They will also have to agree to surrender their media rights to the conference for a significant number of years — possibly the life of the league’s first TV contract, whether that’s five, seven or 10 years. The Big East’s failure to extract such a commitment, as the Pacific-12 Conference did of its members before signing its recent TV deal, proved the league’s Achilles’ heel. Football-playing Big East schools pledged allegiance to the Big East one day, then bolted for a richer league the next — the $10 million “exit fee” amounting to small change compared with the riches dangled by the ACC, Big Ten and Big 12.
To many coaches and fans, great basketball is the only requirement that should matter in the new league.
It matters profoundly to DeGioia, as well. And it has since he was a child.
“We really want to play great basketball,” DeGioia says. “We want to play it at the highest possible level.”
Today, as DeGioia and his fellow presidents prepare to launch a new athletic conference, many questions remain unanswered. Will it be able to keep the Big East name? Will it hold its annual tournament at Madison Square Garden? What schools will be invited to join?
The biggest question, however, is whether an athletic conference rooted in ideals, led by academics and trading on its basketball past can survive in a billion-dollar marketplace driven by college football.

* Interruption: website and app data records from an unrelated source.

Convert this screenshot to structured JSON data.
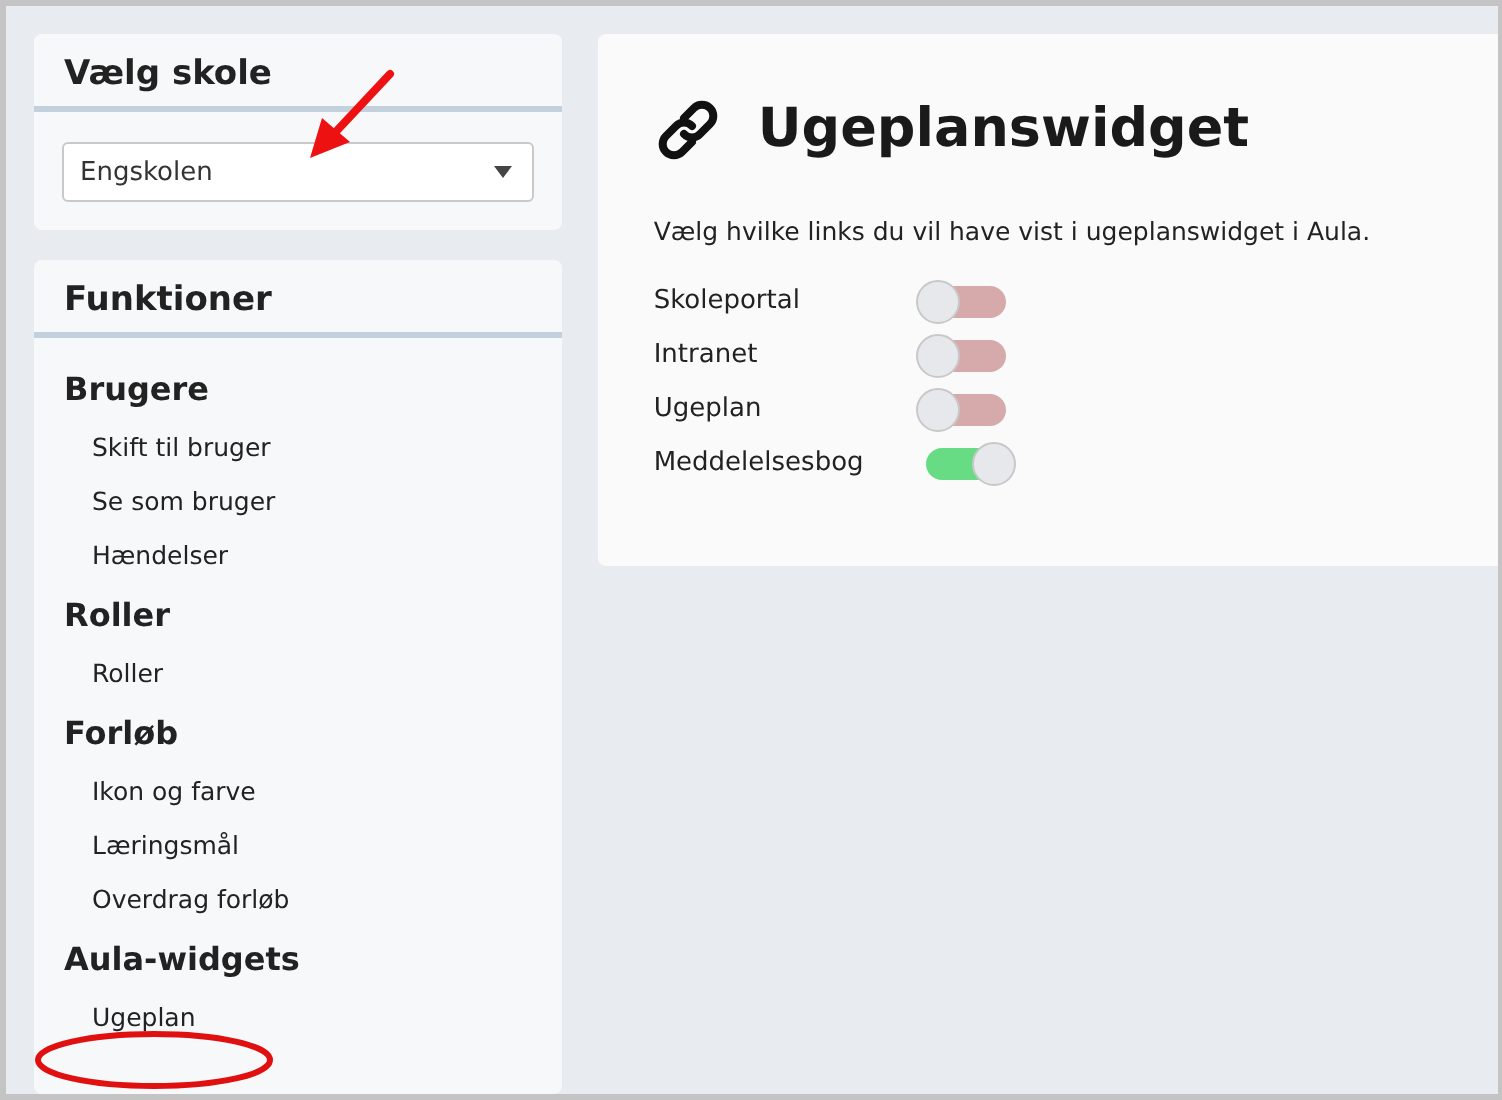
{
  "school_select": {
    "title": "Vælg skole",
    "value": "Engskolen"
  },
  "functions": {
    "title": "Funktioner",
    "groups": [
      {
        "heading": "Brugere",
        "items": [
          {
            "label": "Skift til bruger"
          },
          {
            "label": "Se som bruger"
          },
          {
            "label": "Hændelser"
          }
        ]
      },
      {
        "heading": "Roller",
        "items": [
          {
            "label": "Roller"
          }
        ]
      },
      {
        "heading": "Forløb",
        "items": [
          {
            "label": "Ikon og farve"
          },
          {
            "label": "Læringsmål"
          },
          {
            "label": "Overdrag forløb"
          }
        ]
      },
      {
        "heading": "Aula-widgets",
        "items": [
          {
            "label": "Ugeplan"
          }
        ]
      }
    ]
  },
  "widget": {
    "title": "Ugeplanswidget",
    "description": "Vælg hvilke links du vil have vist i ugeplanswidget i Aula.",
    "links": [
      {
        "label": "Skoleportal",
        "on": false
      },
      {
        "label": "Intranet",
        "on": false
      },
      {
        "label": "Ugeplan",
        "on": false
      },
      {
        "label": "Meddelelsesbog",
        "on": true
      }
    ]
  }
}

“That’s our vision,” DeGioia says with a smile. “That’s our vision. We’re giving it everything we’ve got to demonstrate that we can build such a conference.”